DTCC: In the News

Chicago Tribune
June 4, 2009

PHARMACISTS SAY: Pharmacists want to be paid more to better manage patients’ care
By helping patients make better choices, pharmacists say they can help save billions

By Bruce Japsen

Drugstore giant Walgreen Co.'s chief executive, Greg Wasson, would like to have his army of "coaches" taking on a greater role for President Barack Obama should the White House and Congress come together to expand health-insurance coverage to the nation's uninsured.

With more than 25,000 pharmacists at Walgreens stores alone, the chief executive of the nation's largest pharmacy chain sees his company's efforts go beyond just filling prescriptions as part of a solution he calls medication therapy management.

By helping patients stick to taking their medications and making better and more cost-effective choices, Wasson believes the country's pharmacists could help save billions of dollars in medical-care costs. That money could be used to provide benefits to more people. 

When patients don't take their medications, they can become sicker. It's not uncommon to see them wind up in the hospital, emergency room or in need of a surgery that costs thousands of dollars. 
"Fifty percent of patients are non-compliant with their medications after the first four or five months," Wasson said. "That costs the health-care system."

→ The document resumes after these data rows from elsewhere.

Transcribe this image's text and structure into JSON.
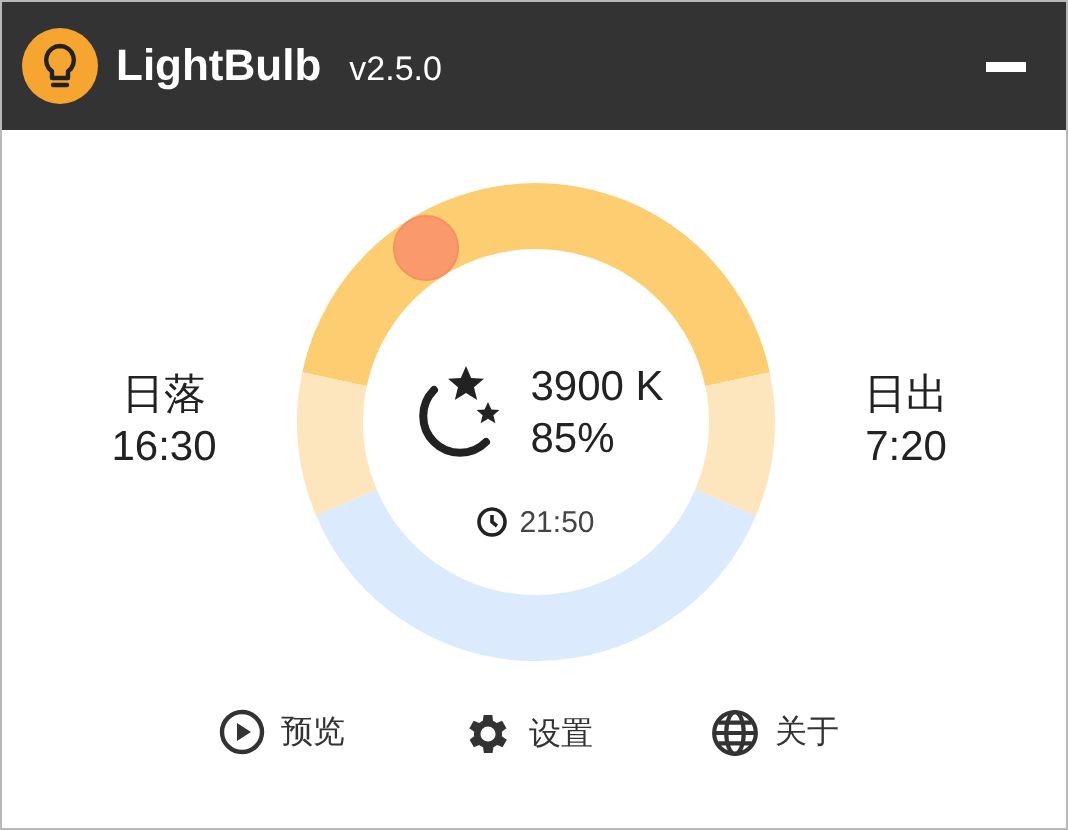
{
  "window": {
    "title": "LightBulb",
    "version": "v2.5.0"
  },
  "sunset": {
    "label": "日落",
    "time": "16:30"
  },
  "sunrise": {
    "label": "日出",
    "time": "7:20"
  },
  "status": {
    "temperature": "3900 K",
    "brightness": "85%",
    "time": "21:50"
  },
  "buttons": [
    {
      "kind": "preview",
      "label": "预览"
    },
    {
      "kind": "settings",
      "label": "设置"
    },
    {
      "kind": "about",
      "label": "关于"
    }
  ]
}
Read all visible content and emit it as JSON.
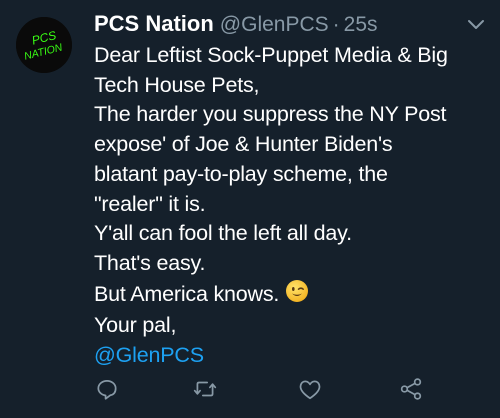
{
  "tweet": {
    "display_name": "PCS Nation",
    "handle": "@GlenPCS",
    "separator": "·",
    "time": "25s",
    "avatar_text_top": "PCS",
    "avatar_text_bottom": "NATION",
    "lines": [
      "Dear Leftist Sock-Puppet Media & Big",
      "Tech House Pets,",
      "The harder you suppress the NY Post",
      "expose' of Joe & Hunter Biden's",
      "blatant pay-to-play scheme, the",
      "\"realer\" it is.",
      "Y'all can fool the left all day.",
      "That's easy.",
      "But America knows.",
      "Your pal,"
    ],
    "mention": "@GlenPCS",
    "emoji": "winking-face"
  },
  "icons": {
    "more": "chevron-down-icon",
    "reply": "reply-icon",
    "retweet": "retweet-icon",
    "like": "like-icon",
    "share": "share-icon"
  },
  "colors": {
    "background": "#15202b",
    "text": "#ffffff",
    "secondary": "#8899a6",
    "link": "#1da1f2",
    "avatar_text": "#39ff14"
  }
}
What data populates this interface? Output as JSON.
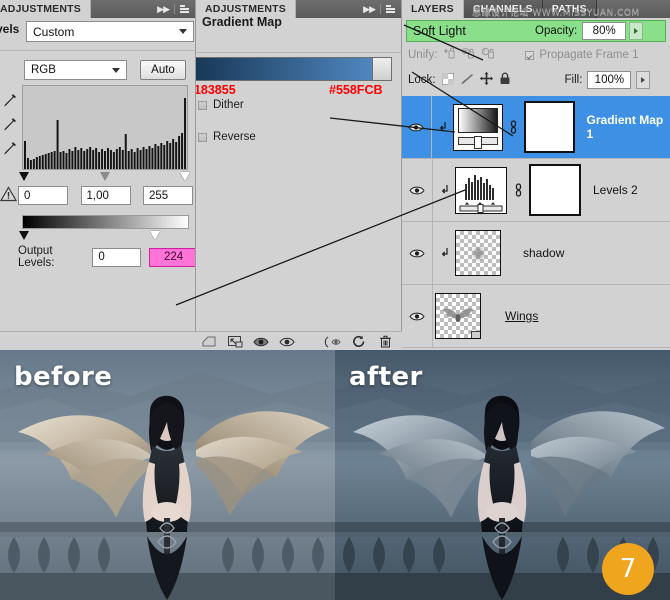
{
  "adjustments_panel": {
    "tab_label": "ADJUSTMENTS",
    "collapse_icon": "double-arrow-right-icon",
    "menu_icon": "panel-menu-icon"
  },
  "levels": {
    "title": "Levels",
    "preset": "Custom",
    "channel": "RGB",
    "auto_button": "Auto",
    "input_black": "0",
    "input_gamma": "1,00",
    "input_white": "255",
    "output_label": "Output Levels:",
    "output_black": "0",
    "output_white": "224",
    "output_white_highlight": "#ff73d7",
    "eyedroppers": [
      "black-point-eyedropper",
      "gray-point-eyedropper",
      "white-point-eyedropper"
    ],
    "clipping_warning_icon": "clipping-warning-icon"
  },
  "gradient_map": {
    "tab_label": "ADJUSTMENTS",
    "title": "Gradient Map",
    "gradient_start_hex": "#183855",
    "gradient_end_hex": "#558FCB",
    "hex_label_left": "#183855",
    "hex_label_right": "#558FCB",
    "hex_label_color": "#ff0000",
    "dither_label": "Dither",
    "dither_checked": false,
    "reverse_label": "Reverse",
    "reverse_checked": false,
    "bottom_icons": [
      "return-to-adjustment-list-icon",
      "clip-to-layer-icon",
      "toggle-layer-visibility-icon",
      "preview-eye-icon",
      "view-previous-state-icon",
      "reset-adjustment-icon",
      "delete-adjustment-layer-icon"
    ]
  },
  "layers_panel": {
    "tabs": [
      {
        "label": "LAYERS",
        "active": true
      },
      {
        "label": "CHANNELS",
        "active": false
      },
      {
        "label": "PATHS",
        "active": false
      }
    ],
    "watermark": "思缘设计论坛  WWW.MISSYUAN.COM",
    "blend_mode": "Soft Light",
    "blend_highlight_color": "#8ae08a",
    "opacity_label": "Opacity:",
    "opacity_value": "80%",
    "unify_label": "Unify:",
    "unify_icons": [
      "unify-position-icon",
      "unify-visibility-icon",
      "unify-style-icon"
    ],
    "propagate_label": "Propagate Frame 1",
    "propagate_checked": true,
    "lock_label": "Lock:",
    "lock_icons": [
      "lock-transparent-pixels-icon",
      "lock-image-pixels-icon",
      "lock-position-icon",
      "lock-all-icon"
    ],
    "fill_label": "Fill:",
    "fill_value": "100%",
    "layers": [
      {
        "name": "Gradient Map 1",
        "selected": true,
        "visible": true,
        "clipped": true,
        "thumb": "gradient-map-thumbnail",
        "linked": true,
        "mask": "white-layer-mask"
      },
      {
        "name": "Levels 2",
        "selected": false,
        "visible": true,
        "clipped": true,
        "thumb": "levels-histogram-thumbnail",
        "linked": true,
        "mask": "white-layer-mask"
      },
      {
        "name": "shadow",
        "selected": false,
        "visible": true,
        "clipped": true,
        "thumb": "transparent-shadow-thumbnail",
        "linked": false,
        "mask": null
      },
      {
        "name": "Wings",
        "selected": false,
        "visible": true,
        "clipped": false,
        "thumb": "transparent-wings-thumbnail",
        "linked": false,
        "mask": null,
        "underlined": true
      }
    ]
  },
  "comparison": {
    "before_caption": "before",
    "after_caption": "after",
    "step_badge": "7",
    "badge_color": "#f0a51e"
  }
}
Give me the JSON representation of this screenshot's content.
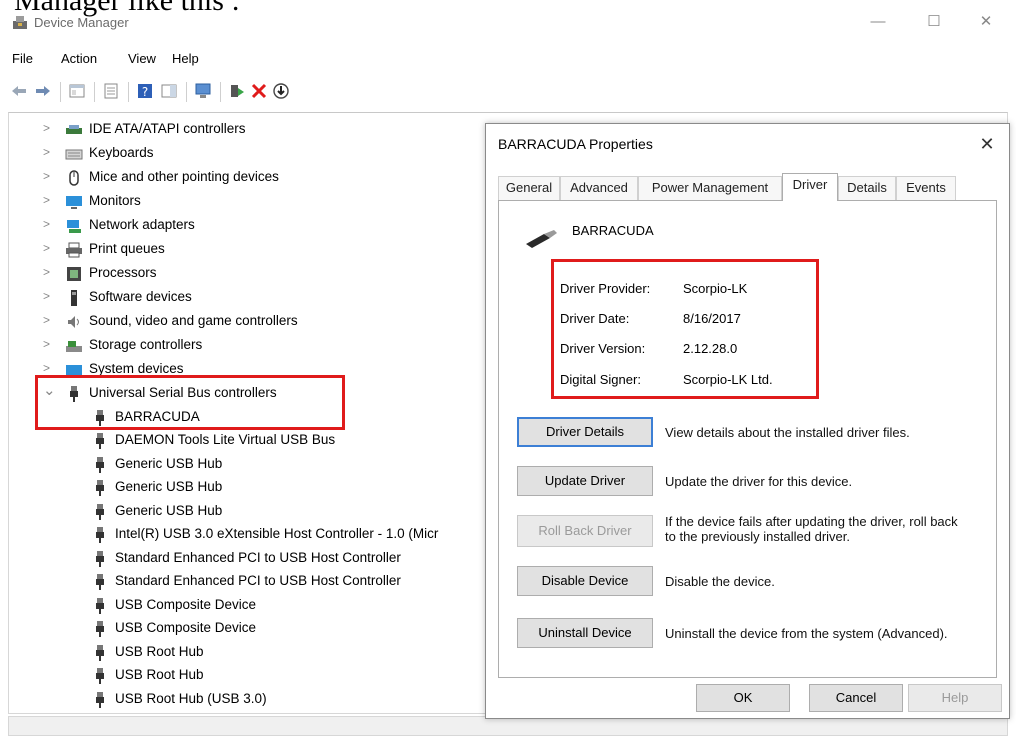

To make medication therapy management work, Wasson said, pharmacies would need to be paid more. Drugstores have long complained about the fees they are paid to dispense drugs, typically from $2 to $4 per dispensed prescription; Walgreens says costs are more than $10 per prescription. 

Payments to pharmacies also would need to include the time to provide patient consultations, plus wellness advice and other tips.

Neither Walgreens nor lobbyists for the pharmacy industry are providing specifics on how much drugstores would need. But getting pharmacists more involved has shown to be successful on a small scale. The Midwest Business Group on Health launched a pilot program in 2007 in which pharmacists helped four Chicago employers lower costs for workers with diabetes by more than $1,400 per employee in one year.

The Illinois Pharmacists Association trained about 200 pharmacists to coach diabetics in the program to "enable patients to reach individual goals for medication compliance, fitness and weight management," the Midwest Business Group's program description says.

Direct and indirect costs of diabetes to the U.S. health-care system are more than $130 billion a year and include emergency room visits, hospital stays and absenteeism, the Chicago group said, citing national studies. Given diabetics are on many more medications than the average person who takes drugs, Wasson sees his army of pharmacists being able to rein in costs through medication therapy management across a broad spectrum of ailments and diseases.

"Pharmacists can play a key role," Wasson said. "Pharmacists are the most accessible health-care provider and one of the most trusted professionals next to nurses.